When the system was impounded, by filling with water at 0.2°C in the upstream shoulder, the leak was located inside the warmer fill of the downstream shoulder. Following the success of the first test the system was installed during 1997 at two facilities.
Application: Mittlerer Isarkanal
The DTS system was first used for surveillance of a hydro supply channel at the Mittlerer Isarkanal near Munich, Germany. An existing channel at this site was being refurbished, and during the rehabilitation of the sealing system two fibre optic cables were deployed in a ditch filled with drainage gravel along the length of the channel. The cable was embedded in fine gravel about 1.2m underneath the facing in two sections. One was underneath a 200m section with concrete facing and the other was underneath a 1100m section with asphalt facing. The cable was deployed in August 1997; measurements were made daily during the flooding of the channel and weekly for the following two months. Measurements are planned twice-annually in future.
Results show that both sealing systems are functioning well. Some effects were observed:
•In the first two weeks high permeability of the concrete sealing was seen, probably from open construction joints.
•A temperature drop, caused by a small leak, was detected in the asphalt section. The leak was sealed after a few weeks by fine sediments in the channel water and the temperature returned to normal.
•In the concrete section, at the upstream toe of one of the embankment dams, local seepage zones were observed some three months after the flooding. Using the temperature values obtained through the optical fibre it was possible to clarify that the seepage is due not to a defect in the sealing system but to groundwater flow reinforced by ground works during the channel rehabilitation. Thanks to this information the cost of improving the new sealing system was not incurred.
Application: Birecik dam
The DTS800 system is now being used at the Birecik gravity dam, currently under construction at the Euphrates river in Turkey. The system was deployed within the dam structure during concreting and will provide near-continuous temperature measurement during the period of concrete curing. The system was incorporated into the dam as a 155m long cable inside the construction block, in the summer of 1997. The cable has been placed in three zones of block 4A, near the main bottom gallery of the dam.
The installation was carried out by fixing the cable on a rack formed by reinforcing bars, which cross the whole block from the upstream side to block 4B on the downstream side. Block B had already been built. The optoelectronics measure-ment unit was installed in the bottom gallery. Measurements were carried out during the first two weeks after concreting, and additionally five months later.
The heat of hydration was measured continuously, and across the whole block during the first two-week long, measurement period. A maximum concrete temperature of 38°C was reached after around one week, by which time the temperature distribution across the block was roughly constant and depended on the local pouring temperature only (see diagram right). When measured five months later the concrete temperatures were defined by their distance from the upstream side of the block.

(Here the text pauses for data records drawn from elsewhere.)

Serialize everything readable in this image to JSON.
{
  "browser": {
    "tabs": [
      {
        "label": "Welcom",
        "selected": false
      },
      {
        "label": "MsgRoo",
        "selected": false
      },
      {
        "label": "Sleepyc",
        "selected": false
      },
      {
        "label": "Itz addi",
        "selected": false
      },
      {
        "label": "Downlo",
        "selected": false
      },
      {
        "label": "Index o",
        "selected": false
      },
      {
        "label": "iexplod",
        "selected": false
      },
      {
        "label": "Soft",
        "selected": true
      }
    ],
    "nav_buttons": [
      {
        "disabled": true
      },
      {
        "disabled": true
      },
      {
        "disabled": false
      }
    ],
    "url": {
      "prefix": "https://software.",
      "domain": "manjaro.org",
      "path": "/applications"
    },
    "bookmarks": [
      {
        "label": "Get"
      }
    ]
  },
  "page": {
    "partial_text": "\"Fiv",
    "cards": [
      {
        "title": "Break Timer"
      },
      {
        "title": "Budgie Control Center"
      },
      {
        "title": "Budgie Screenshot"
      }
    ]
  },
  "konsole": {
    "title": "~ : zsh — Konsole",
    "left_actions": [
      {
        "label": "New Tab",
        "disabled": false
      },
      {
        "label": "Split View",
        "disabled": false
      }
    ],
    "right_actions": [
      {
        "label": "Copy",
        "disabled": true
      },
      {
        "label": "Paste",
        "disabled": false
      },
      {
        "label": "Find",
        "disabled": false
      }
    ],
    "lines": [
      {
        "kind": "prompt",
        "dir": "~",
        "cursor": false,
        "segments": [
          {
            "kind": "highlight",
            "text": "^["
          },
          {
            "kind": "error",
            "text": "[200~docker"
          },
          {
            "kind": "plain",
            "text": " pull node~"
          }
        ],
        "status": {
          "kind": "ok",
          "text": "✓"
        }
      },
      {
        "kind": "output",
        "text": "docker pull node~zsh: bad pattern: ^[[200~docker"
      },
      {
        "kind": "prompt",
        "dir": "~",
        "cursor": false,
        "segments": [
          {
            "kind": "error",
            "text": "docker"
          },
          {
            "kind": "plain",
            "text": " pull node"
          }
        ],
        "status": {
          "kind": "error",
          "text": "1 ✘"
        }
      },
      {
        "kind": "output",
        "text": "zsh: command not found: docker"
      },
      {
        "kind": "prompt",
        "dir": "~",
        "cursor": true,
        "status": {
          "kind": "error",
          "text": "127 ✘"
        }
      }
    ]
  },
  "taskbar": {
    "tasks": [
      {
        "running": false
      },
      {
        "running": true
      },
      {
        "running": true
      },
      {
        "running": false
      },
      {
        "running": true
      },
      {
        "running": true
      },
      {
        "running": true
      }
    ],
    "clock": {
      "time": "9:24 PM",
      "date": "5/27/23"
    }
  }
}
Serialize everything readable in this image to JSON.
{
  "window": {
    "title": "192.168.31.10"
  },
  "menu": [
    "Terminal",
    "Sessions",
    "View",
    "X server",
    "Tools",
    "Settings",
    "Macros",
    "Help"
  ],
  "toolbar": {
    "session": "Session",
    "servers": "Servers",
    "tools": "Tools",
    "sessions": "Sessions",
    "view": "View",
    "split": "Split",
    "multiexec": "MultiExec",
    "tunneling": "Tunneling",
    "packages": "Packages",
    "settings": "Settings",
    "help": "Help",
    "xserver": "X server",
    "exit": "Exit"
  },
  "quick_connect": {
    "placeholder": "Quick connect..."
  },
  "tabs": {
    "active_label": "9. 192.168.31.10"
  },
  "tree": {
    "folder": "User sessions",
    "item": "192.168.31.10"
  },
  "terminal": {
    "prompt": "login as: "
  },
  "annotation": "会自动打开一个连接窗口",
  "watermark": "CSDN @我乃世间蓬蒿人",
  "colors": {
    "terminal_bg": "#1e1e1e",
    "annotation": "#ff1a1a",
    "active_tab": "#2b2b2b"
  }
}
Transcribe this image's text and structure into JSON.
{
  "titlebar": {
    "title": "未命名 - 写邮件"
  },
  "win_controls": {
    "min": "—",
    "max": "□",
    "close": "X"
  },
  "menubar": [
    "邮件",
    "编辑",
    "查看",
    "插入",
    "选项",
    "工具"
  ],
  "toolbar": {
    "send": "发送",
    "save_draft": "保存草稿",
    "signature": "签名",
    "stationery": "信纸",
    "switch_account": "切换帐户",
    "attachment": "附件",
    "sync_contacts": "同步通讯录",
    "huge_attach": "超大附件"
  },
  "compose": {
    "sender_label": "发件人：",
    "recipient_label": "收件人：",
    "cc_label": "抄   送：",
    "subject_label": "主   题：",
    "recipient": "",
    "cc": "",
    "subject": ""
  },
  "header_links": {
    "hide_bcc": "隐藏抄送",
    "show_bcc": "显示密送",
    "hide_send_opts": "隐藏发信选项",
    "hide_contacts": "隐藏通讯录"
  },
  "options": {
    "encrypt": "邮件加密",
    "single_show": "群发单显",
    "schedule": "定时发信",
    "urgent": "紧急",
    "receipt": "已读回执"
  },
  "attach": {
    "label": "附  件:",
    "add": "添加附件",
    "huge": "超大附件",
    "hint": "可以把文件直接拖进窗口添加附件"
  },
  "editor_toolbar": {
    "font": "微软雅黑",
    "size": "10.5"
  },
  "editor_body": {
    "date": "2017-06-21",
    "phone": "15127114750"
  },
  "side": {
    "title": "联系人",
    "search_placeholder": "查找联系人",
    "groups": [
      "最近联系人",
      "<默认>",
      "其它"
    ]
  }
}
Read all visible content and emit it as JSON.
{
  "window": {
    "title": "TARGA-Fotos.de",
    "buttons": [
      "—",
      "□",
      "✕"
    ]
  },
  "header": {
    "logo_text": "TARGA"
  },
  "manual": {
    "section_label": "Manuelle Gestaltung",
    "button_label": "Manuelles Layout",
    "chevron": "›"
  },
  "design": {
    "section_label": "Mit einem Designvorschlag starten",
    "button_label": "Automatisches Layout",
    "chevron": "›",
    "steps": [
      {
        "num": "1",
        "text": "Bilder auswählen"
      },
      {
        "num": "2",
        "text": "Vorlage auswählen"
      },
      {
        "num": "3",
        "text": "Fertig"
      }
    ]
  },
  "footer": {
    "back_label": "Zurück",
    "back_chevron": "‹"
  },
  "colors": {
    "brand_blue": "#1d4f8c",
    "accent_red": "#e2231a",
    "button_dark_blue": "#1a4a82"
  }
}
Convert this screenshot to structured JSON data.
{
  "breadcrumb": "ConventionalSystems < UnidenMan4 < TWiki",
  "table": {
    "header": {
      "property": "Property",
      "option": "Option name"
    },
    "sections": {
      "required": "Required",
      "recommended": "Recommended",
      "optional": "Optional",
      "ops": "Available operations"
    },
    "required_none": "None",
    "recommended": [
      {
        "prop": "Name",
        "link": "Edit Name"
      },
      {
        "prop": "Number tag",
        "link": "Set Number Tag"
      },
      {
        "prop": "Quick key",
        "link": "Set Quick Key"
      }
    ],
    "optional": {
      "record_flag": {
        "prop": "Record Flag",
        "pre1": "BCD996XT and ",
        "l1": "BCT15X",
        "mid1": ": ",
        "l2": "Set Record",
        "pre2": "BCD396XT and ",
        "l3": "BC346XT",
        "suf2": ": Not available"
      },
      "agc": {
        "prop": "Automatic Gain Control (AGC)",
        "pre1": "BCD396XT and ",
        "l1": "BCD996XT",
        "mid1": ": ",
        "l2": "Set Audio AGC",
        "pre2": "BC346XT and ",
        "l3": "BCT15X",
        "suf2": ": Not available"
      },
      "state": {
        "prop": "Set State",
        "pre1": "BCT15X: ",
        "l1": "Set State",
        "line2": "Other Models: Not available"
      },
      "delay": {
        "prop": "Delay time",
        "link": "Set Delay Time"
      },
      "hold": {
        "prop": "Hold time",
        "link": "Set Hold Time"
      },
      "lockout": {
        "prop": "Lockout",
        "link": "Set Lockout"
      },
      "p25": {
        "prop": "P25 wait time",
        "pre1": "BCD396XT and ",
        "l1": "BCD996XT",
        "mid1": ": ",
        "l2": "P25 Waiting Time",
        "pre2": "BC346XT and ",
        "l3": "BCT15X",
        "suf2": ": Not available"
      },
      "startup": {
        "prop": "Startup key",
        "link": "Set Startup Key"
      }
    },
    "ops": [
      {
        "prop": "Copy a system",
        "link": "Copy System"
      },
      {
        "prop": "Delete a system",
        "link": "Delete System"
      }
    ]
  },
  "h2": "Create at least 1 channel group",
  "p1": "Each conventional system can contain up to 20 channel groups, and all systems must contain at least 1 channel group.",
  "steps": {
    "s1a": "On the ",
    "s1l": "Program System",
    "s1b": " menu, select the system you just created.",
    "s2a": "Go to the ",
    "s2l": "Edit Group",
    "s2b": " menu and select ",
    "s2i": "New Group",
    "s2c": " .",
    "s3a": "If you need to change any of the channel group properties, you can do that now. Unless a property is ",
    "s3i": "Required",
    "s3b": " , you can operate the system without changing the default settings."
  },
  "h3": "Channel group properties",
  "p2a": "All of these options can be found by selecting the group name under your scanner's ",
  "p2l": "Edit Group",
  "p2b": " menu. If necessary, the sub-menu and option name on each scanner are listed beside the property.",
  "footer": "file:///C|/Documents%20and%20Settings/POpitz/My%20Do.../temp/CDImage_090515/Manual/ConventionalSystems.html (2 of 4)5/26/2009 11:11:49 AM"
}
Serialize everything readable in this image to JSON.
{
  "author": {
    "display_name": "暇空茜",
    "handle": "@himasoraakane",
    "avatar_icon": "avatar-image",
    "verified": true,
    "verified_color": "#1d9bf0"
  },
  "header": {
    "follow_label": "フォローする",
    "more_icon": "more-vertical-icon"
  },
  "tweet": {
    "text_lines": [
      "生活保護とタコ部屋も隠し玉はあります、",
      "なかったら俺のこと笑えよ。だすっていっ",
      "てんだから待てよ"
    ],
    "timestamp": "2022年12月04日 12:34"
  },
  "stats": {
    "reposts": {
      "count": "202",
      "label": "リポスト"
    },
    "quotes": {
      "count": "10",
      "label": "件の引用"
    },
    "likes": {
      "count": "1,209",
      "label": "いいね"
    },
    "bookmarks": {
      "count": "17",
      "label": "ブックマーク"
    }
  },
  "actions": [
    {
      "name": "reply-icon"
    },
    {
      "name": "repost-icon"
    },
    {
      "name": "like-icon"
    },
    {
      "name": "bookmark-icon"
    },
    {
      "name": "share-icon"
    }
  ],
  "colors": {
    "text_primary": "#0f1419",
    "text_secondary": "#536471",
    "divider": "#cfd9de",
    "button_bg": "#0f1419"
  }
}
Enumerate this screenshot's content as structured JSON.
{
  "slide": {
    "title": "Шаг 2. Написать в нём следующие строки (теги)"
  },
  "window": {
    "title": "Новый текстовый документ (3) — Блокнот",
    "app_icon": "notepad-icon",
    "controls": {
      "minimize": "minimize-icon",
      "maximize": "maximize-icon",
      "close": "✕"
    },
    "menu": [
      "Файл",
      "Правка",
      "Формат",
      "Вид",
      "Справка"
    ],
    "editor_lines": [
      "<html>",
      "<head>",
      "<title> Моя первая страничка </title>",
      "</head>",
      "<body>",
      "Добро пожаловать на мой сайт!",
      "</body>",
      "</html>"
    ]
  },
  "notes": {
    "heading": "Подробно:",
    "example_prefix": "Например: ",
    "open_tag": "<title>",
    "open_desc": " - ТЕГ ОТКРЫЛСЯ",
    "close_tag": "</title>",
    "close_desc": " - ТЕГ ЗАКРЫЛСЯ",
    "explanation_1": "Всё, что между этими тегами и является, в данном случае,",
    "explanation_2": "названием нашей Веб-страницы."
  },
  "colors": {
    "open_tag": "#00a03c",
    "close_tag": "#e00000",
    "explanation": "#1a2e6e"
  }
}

The temperature distribution obtained from the optical fibre showed that the cooling front is advancing within the block, thanks to the combined effect of the seasonal decline in air temperature and the heat of hydration. The downstream part of the block — at the greatest distance from the free surface — had remained at the maximum concrete temperature of 38°C for five months, except for regions cooled by their proximity to the gallery.
The more-or-less continuous data obtained across the block from the fibre optics were compared with results from conventional thermometers, and showed good agreement.